Cleaver, the group's first vice chairman, will replace Rep. Barbara Lee, D-Calif., in January for the two-year chairman term, the caucus said.

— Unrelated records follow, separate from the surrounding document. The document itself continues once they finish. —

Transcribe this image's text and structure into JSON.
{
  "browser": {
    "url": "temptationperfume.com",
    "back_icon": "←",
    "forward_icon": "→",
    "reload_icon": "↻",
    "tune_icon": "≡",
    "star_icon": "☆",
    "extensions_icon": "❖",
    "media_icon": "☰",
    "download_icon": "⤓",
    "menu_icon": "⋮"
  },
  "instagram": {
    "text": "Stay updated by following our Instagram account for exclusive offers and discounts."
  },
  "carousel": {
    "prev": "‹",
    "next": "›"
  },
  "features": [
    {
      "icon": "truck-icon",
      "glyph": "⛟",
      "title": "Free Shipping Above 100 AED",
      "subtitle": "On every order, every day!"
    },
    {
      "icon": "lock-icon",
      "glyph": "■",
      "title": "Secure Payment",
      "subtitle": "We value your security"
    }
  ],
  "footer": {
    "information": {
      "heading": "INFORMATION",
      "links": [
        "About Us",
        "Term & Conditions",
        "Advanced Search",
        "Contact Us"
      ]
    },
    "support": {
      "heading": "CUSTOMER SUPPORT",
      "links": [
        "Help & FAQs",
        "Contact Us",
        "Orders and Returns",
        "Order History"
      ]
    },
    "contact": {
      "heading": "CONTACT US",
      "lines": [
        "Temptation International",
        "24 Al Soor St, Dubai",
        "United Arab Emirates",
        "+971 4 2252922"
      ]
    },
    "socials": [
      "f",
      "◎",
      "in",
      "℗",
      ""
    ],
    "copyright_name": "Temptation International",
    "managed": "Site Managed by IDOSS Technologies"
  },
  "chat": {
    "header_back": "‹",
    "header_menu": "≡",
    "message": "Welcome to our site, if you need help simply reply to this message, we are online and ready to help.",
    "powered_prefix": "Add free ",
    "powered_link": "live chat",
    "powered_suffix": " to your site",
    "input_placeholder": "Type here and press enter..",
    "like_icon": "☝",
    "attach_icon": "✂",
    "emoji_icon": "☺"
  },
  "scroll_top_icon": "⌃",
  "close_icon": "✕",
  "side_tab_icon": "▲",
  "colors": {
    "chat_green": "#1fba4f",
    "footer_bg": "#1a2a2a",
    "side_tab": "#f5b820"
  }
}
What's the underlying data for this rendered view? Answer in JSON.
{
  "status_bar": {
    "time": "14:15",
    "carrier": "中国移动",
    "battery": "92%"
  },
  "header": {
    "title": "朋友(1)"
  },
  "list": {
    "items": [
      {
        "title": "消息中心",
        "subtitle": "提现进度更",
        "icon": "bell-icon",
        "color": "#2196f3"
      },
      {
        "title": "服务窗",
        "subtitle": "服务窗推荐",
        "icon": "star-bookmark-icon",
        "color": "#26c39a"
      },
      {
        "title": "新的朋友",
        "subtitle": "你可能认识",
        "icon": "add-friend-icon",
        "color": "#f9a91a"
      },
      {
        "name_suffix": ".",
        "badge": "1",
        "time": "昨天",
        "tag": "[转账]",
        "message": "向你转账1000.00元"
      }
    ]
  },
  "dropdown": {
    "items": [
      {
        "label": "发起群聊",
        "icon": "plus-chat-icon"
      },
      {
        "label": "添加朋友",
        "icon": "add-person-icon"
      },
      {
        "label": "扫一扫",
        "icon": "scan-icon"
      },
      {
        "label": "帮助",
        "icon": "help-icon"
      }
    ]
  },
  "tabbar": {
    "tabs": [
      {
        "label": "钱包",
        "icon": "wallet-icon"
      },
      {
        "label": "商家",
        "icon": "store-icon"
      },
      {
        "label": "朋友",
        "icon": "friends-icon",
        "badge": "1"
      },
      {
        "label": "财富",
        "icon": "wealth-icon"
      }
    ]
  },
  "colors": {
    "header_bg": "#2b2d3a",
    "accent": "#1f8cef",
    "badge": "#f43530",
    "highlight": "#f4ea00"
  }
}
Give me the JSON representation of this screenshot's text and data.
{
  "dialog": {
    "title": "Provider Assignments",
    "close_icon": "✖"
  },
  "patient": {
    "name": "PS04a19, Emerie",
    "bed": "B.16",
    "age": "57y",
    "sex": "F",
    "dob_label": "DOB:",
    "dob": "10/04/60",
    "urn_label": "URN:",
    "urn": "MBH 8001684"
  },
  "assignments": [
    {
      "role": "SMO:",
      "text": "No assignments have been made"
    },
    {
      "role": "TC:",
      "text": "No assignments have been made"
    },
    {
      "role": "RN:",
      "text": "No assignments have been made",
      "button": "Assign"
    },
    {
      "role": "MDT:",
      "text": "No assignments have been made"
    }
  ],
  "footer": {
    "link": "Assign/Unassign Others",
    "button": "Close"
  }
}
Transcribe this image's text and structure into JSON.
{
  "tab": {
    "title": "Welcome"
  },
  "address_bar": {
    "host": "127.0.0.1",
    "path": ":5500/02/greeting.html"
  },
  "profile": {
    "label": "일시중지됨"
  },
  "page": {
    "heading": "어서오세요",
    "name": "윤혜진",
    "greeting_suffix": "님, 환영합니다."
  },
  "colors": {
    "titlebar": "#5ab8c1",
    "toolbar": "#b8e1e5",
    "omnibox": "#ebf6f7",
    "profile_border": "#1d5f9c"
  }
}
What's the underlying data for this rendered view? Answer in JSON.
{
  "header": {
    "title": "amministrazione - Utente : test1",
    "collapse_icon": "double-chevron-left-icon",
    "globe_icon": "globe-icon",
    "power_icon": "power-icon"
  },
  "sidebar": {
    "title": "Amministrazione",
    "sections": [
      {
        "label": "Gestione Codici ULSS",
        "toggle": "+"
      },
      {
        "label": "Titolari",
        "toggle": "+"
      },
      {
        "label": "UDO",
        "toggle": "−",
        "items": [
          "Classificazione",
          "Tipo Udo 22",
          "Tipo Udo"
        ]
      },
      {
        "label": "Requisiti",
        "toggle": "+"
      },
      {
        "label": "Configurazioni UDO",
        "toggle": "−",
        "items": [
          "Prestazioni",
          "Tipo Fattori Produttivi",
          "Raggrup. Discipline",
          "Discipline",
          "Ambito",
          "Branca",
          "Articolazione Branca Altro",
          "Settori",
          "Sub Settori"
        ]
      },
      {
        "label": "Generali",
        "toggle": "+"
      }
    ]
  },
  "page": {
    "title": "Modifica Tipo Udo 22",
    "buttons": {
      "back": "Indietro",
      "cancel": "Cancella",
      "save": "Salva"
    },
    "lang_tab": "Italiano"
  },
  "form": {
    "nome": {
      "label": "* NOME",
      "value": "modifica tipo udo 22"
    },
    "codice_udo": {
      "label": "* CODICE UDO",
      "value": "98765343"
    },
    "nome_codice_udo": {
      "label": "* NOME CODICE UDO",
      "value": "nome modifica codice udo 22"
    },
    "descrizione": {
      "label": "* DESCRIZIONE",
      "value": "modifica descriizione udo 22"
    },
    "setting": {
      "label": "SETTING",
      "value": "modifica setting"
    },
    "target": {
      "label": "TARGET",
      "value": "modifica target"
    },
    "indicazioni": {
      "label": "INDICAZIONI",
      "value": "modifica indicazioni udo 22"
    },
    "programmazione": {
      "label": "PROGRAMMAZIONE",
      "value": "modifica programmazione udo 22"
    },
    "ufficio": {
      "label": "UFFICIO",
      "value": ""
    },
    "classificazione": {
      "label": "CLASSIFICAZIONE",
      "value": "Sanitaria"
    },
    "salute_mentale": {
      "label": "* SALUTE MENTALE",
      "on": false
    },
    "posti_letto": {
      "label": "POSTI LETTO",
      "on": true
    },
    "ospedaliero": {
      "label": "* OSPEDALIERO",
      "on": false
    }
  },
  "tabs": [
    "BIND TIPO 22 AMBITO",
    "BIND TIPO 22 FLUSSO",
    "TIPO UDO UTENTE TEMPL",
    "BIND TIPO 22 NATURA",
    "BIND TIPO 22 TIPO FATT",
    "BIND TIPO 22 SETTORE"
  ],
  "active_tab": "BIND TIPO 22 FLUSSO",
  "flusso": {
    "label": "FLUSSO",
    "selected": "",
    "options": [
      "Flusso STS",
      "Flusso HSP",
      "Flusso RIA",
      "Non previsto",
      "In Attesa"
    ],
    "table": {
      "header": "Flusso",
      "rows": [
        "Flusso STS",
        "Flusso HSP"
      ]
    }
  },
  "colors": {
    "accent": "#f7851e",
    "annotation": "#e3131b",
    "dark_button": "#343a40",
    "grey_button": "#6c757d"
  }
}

Lee will remain with the 42-member group.
"I am humbled and honored by my colleagues' support, and I plan to prove myself worthy of their endorsement," said Cleaver, a United Methodist minister.
"Regardless of which party controls the House of Representatives, the Congressional Black Caucus will never retreat from our commitment to create Opportunities for All -- Pathways Out of Poverty," Lee said.
The caucus describes its vision as helping to create "a world in which the black community is free of all disparities and able to contribute fully to advancing the common good."